◆ PROBLEM TO WORK ON ◆
Everything from the line containing "What's the underlying" to the last line of the material below must be retyped exactly, both ends included; skip the pictures.

◆ EXERCISE DATA ◆
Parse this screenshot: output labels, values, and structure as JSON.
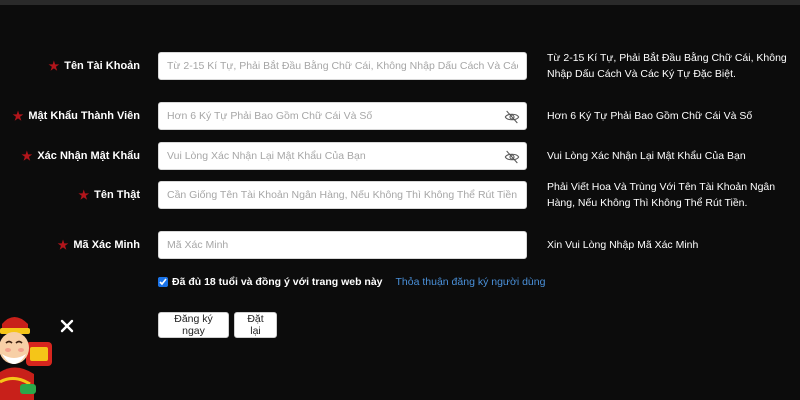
{
  "form": {
    "fields": [
      {
        "label": "Tên Tài Khoản",
        "placeholder": "Từ 2-15 Kí Tự, Phải Bắt Đầu Bằng Chữ Cái, Không Nhập Dấu Cách Và Các Ký Tự Đặc Biệt",
        "hint": "Từ 2-15 Kí Tự, Phải Bắt Đầu Bằng Chữ Cái, Không Nhập Dấu Cách Và Các Ký Tự Đặc Biệt.",
        "icon": "none"
      },
      {
        "label": "Mật Khẩu Thành Viên",
        "placeholder": "Hơn 6 Ký Tự Phải Bao Gồm Chữ Cái Và Số",
        "hint": "Hơn 6 Ký Tự Phải Bao Gồm Chữ Cái Và Số",
        "icon": "eye-off-icon"
      },
      {
        "label": "Xác Nhận Mật Khẩu",
        "placeholder": "Vui Lòng Xác Nhận Lại Mật Khẩu Của Bạn",
        "hint": "Vui Lòng Xác Nhận Lại Mật Khẩu Của Bạn",
        "icon": "eye-off-icon"
      },
      {
        "label": "Tên Thật",
        "placeholder": "Cần Giống Tên Tài Khoản Ngân Hàng, Nếu Không Thì Không Thể Rút Tiền",
        "hint": "Phải Viết Hoa Và Trùng Với Tên Tài Khoản Ngân Hàng, Nếu Không Thì Không Thể Rút Tiền.",
        "icon": "none"
      },
      {
        "label": "Mã Xác Minh",
        "placeholder": "Mã Xác Minh",
        "hint": "Xin Vui Lòng Nhập Mã Xác Minh",
        "icon": "none"
      }
    ],
    "agreement": {
      "checked": true,
      "text": "Đã đủ 18 tuổi và đồng ý với trang web này",
      "link": "Thỏa thuận đăng ký người dùng"
    },
    "buttons": {
      "register": "Đăng ký ngay",
      "reset": "Đặt lại"
    }
  },
  "colors": {
    "background": "#0c0c0c",
    "required_star": "#b3151b",
    "link": "#4a90d9",
    "text": "#ffffff"
  },
  "icons": {
    "required": "star-icon",
    "close": "close-icon",
    "mascot": "mascot-icon"
  }
}
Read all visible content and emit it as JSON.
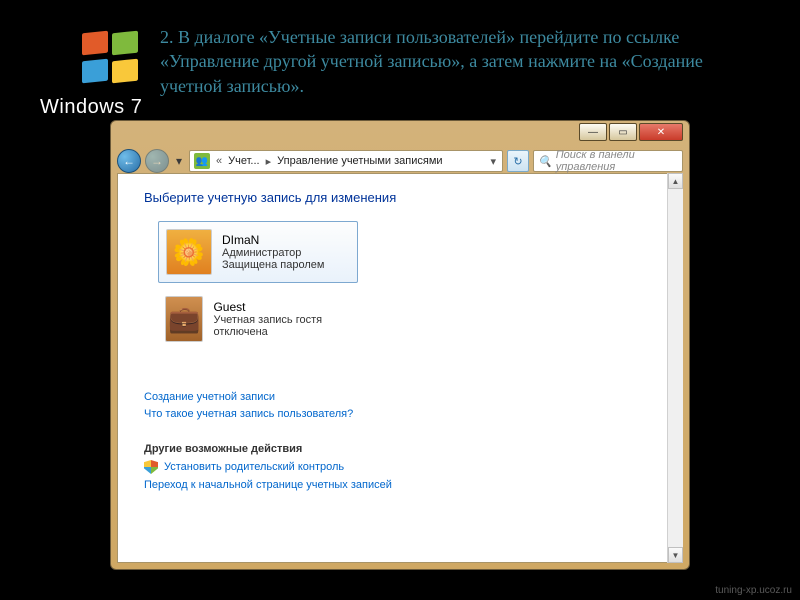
{
  "instruction": "2. В диалоге «Учетные записи пользователей» перейдите по ссылке «Управление другой учетной записью», а затем нажмите на «Создание учетной записью».",
  "logo_text": "Windows 7",
  "titlebar": {
    "min": "—",
    "max": "▭",
    "close": "✕"
  },
  "addressbar": {
    "crumb1": "Учет...",
    "crumb2": "Управление учетными записями",
    "refresh": "↻",
    "dropdown": "▾"
  },
  "search": {
    "placeholder": "Поиск в панели управления",
    "icon": "🔍"
  },
  "content": {
    "heading": "Выберите учетную запись для изменения",
    "accounts": [
      {
        "name": "DImaN",
        "role": "Администратор",
        "status": "Защищена паролем"
      },
      {
        "name": "Guest",
        "role": "",
        "status": "Учетная запись гостя отключена"
      }
    ],
    "links": {
      "create": "Создание учетной записи",
      "what": "Что такое учетная запись пользователя?"
    },
    "other_heading": "Другие возможные действия",
    "other": {
      "parental": "Установить родительский контроль",
      "home": "Переход к начальной странице учетных записей"
    }
  },
  "watermark": "tuning-xp.ucoz.ru"
}
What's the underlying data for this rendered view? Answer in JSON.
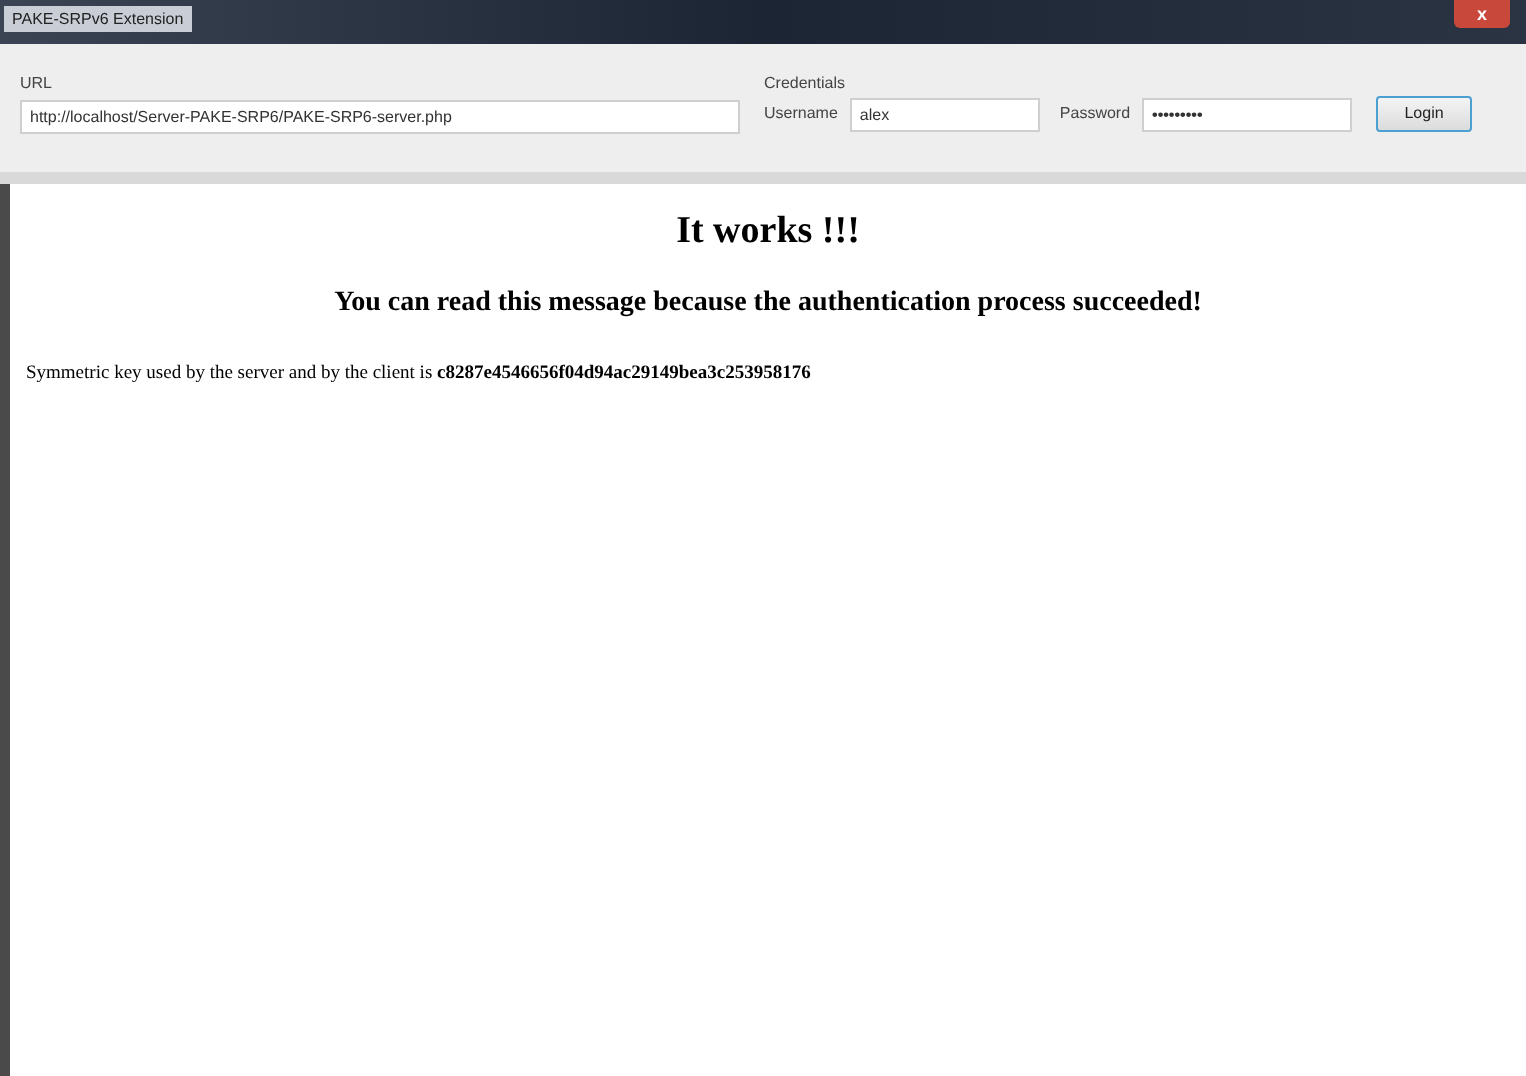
{
  "window": {
    "title": "PAKE-SRPv6 Extension",
    "close_label": "x"
  },
  "toolbar": {
    "url_label": "URL",
    "url_value": "http://localhost/Server-PAKE-SRP6/PAKE-SRP6-server.php",
    "credentials_label": "Credentials",
    "username_label": "Username",
    "username_value": "alex",
    "password_label": "Password",
    "password_value": "•••••••••",
    "login_button": "Login"
  },
  "content": {
    "heading": "It works !!!",
    "subheading": "You can read this message because the authentication process succeeded!",
    "key_text": "Symmetric key used by the server and by the client is **c8287e4546656f04d94ac29149bea3c253958176**"
  }
}
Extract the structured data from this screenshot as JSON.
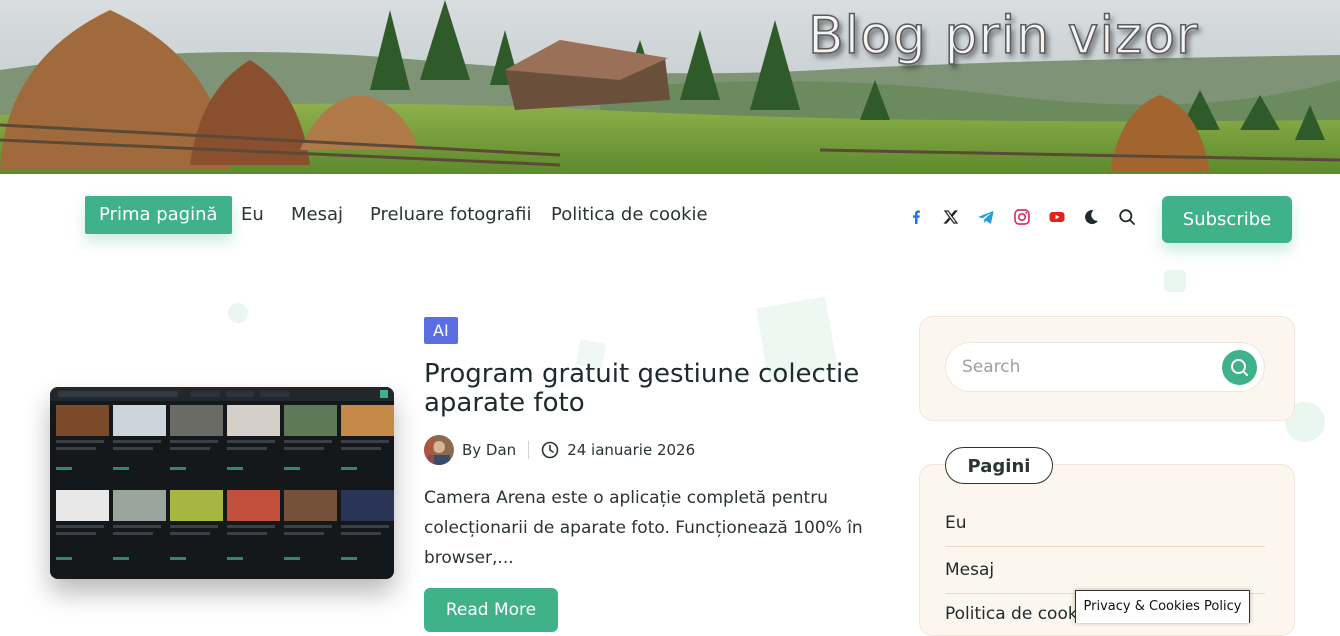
{
  "site": {
    "title": "Blog prin vizor"
  },
  "nav": {
    "items": [
      "Prima pagină",
      "Eu",
      "Mesaj",
      "Preluare fotografii",
      "Politica de cookie"
    ],
    "subscribe_label": "Subscribe",
    "social_icons": [
      "facebook-icon",
      "x-icon",
      "telegram-icon",
      "instagram-icon",
      "youtube-icon",
      "dark-mode-icon",
      "search-icon"
    ]
  },
  "post": {
    "category": "AI",
    "title": "Program gratuit gestiune colectie aparate foto",
    "author": "By Dan",
    "date": "24 ianuarie 2026",
    "excerpt": "Camera Arena este o aplicație completă pentru colecționarii de aparate foto. Funcționează 100% în browser,...",
    "read_more": "Read More"
  },
  "sidebar": {
    "search_placeholder": "Search",
    "pages_title": "Pagini",
    "pages": [
      "Eu",
      "Mesaj",
      "Politica de cookie"
    ]
  },
  "cookie_badge": "Privacy & Cookies Policy",
  "colors": {
    "accent": "#3fb28a",
    "tag": "#5b6ee1",
    "sidebar_bg": "#fdf6ee"
  }
}
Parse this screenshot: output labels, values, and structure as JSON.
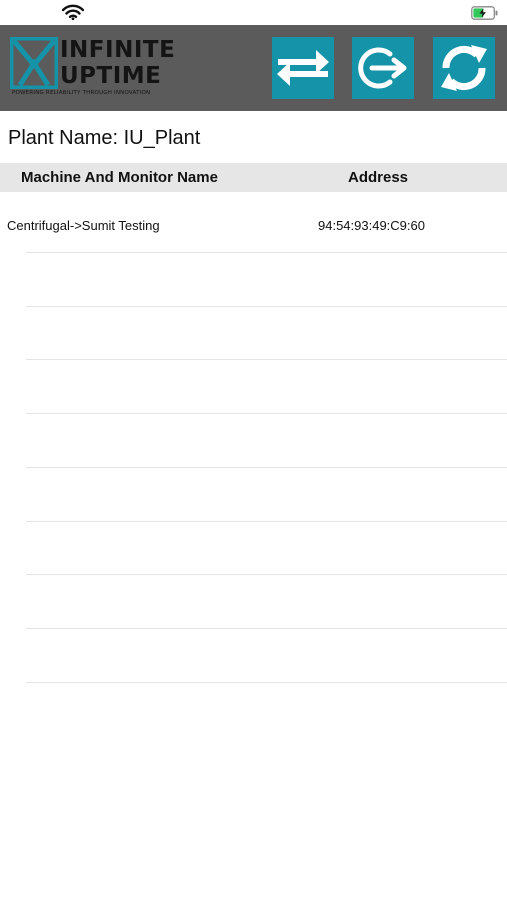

◆ FINAL ANSWER ◆
What's the underlying data for this rendered view? Answer in JSON.
{
  "window": {
    "title": "PAKE-SRPv6 Extension",
    "close_label": "x"
  },
  "toolbar": {
    "url_label": "URL",
    "url_value": "http://localhost/Server-PAKE-SRP6/PAKE-SRP6-server.php",
    "credentials_label": "Credentials",
    "username_label": "Username",
    "username_value": "alex",
    "password_label": "Password",
    "password_value": "•••••••••",
    "login_button": "Login"
  },
  "content": {
    "heading": "It works !!!",
    "subheading": "You can read this message because the authentication process succeeded!",
    "key_text": "Symmetric key used by the server and by the client is **c8287e4546656f04d94ac29149bea3c253958176**"
  }
}
Extract the structured data from this screenshot as JSON.
{
  "site": {
    "title": "Blog prin vizor"
  },
  "nav": {
    "items": [
      "Prima pagină",
      "Eu",
      "Mesaj",
      "Preluare fotografii",
      "Politica de cookie"
    ],
    "subscribe_label": "Subscribe",
    "social_icons": [
      "facebook-icon",
      "x-icon",
      "telegram-icon",
      "instagram-icon",
      "youtube-icon",
      "dark-mode-icon",
      "search-icon"
    ]
  },
  "post": {
    "category": "AI",
    "title": "Program gratuit gestiune colectie aparate foto",
    "author": "By Dan",
    "date": "24 ianuarie 2026",
    "excerpt": "Camera Arena este o aplicație completă pentru colecționarii de aparate foto. Funcționează 100% în browser,...",
    "read_more": "Read More"
  },
  "sidebar": {
    "search_placeholder": "Search",
    "pages_title": "Pagini",
    "pages": [
      "Eu",
      "Mesaj",
      "Politica de cookie"
    ]
  },
  "cookie_badge": "Privacy & Cookies Policy",
  "colors": {
    "accent": "#3fb28a",
    "tag": "#5b6ee1",
    "sidebar_bg": "#fdf6ee"
  }
}
Parse this screenshot: output labels, values, and structure as JSON.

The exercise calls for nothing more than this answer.